MATERIAL FOR THIS EXERCISE: Begin
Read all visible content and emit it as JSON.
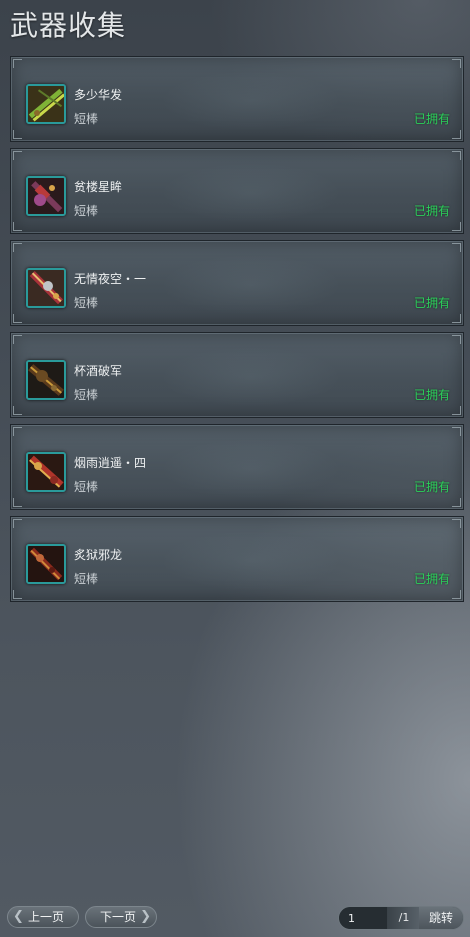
{
  "title": "武器收集",
  "weapons": [
    {
      "name": "多少华发",
      "type": "短棒",
      "status": "已拥有",
      "icon": "weapon-icon-green-rod"
    },
    {
      "name": "贫楼星眸",
      "type": "短棒",
      "status": "已拥有",
      "icon": "weapon-icon-red-purple-club"
    },
    {
      "name": "无情夜空・一",
      "type": "短棒",
      "status": "已拥有",
      "icon": "weapon-icon-red-gold-club"
    },
    {
      "name": "杯酒破军",
      "type": "短棒",
      "status": "已拥有",
      "icon": "weapon-icon-dark-brown-club"
    },
    {
      "name": "烟雨逍遥・四",
      "type": "短棒",
      "status": "已拥有",
      "icon": "weapon-icon-red-gold-rod"
    },
    {
      "name": "炙狱邪龙",
      "type": "短棒",
      "status": "已拥有",
      "icon": "weapon-icon-dark-red-rod"
    }
  ],
  "pagination": {
    "prev_label": "上一页",
    "next_label": "下一页",
    "current_page": "1",
    "total_pages": "/1",
    "jump_label": "跳转"
  },
  "colors": {
    "owned_text": "#2bd15a",
    "icon_frame": "#2a9a9a",
    "title_text": "#e3e6e8"
  }
}
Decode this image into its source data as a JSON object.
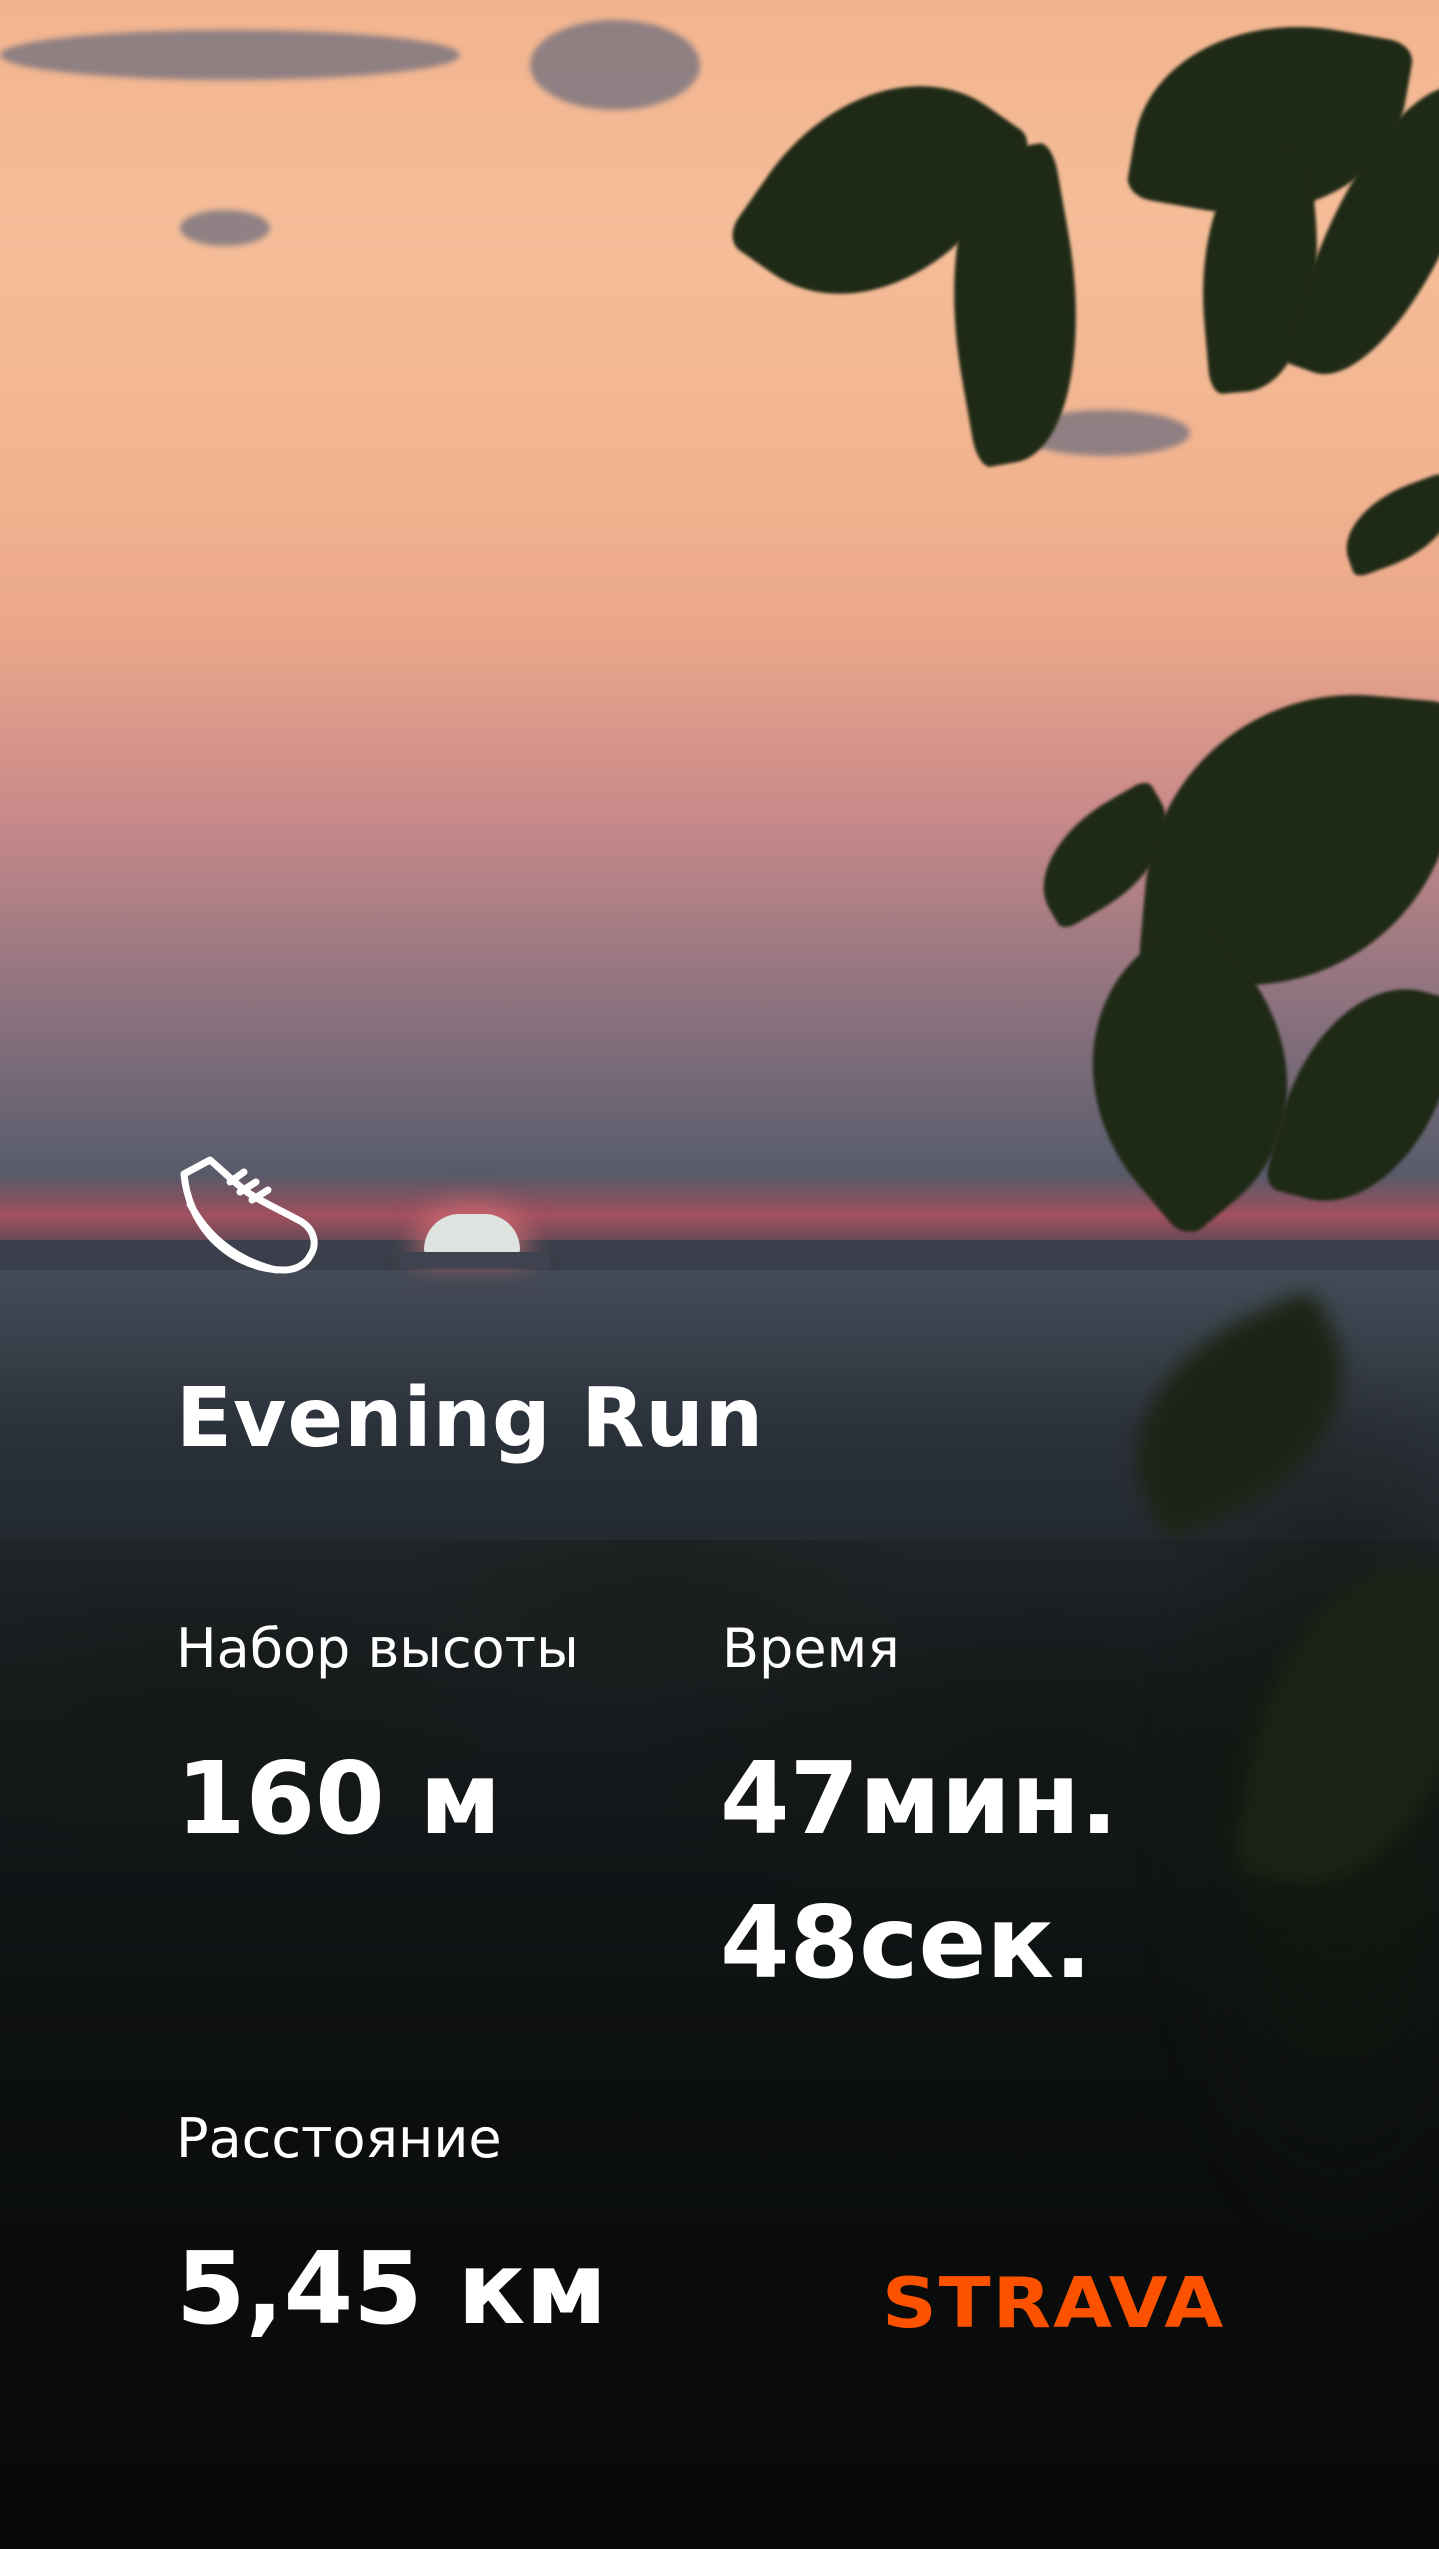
{
  "activity": {
    "icon": "running-shoe-icon",
    "title": "Evening Run"
  },
  "stats": {
    "elevation": {
      "label": "Набор высоты",
      "value": "160 м"
    },
    "time": {
      "label": "Время",
      "value_line1": "47мин.",
      "value_line2": "48сек."
    },
    "distance": {
      "label": "Расстояние",
      "value": "5,45 км"
    }
  },
  "brand": {
    "name": "STRAVA",
    "color": "#fc5200"
  },
  "colors": {
    "text": "#ffffff"
  }
}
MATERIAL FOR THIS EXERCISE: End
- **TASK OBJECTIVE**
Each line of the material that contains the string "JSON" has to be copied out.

- **WRITTEN ANSWER**
Read all visible content and emit it as JSON.
Decode this image into its source data as a JSON object.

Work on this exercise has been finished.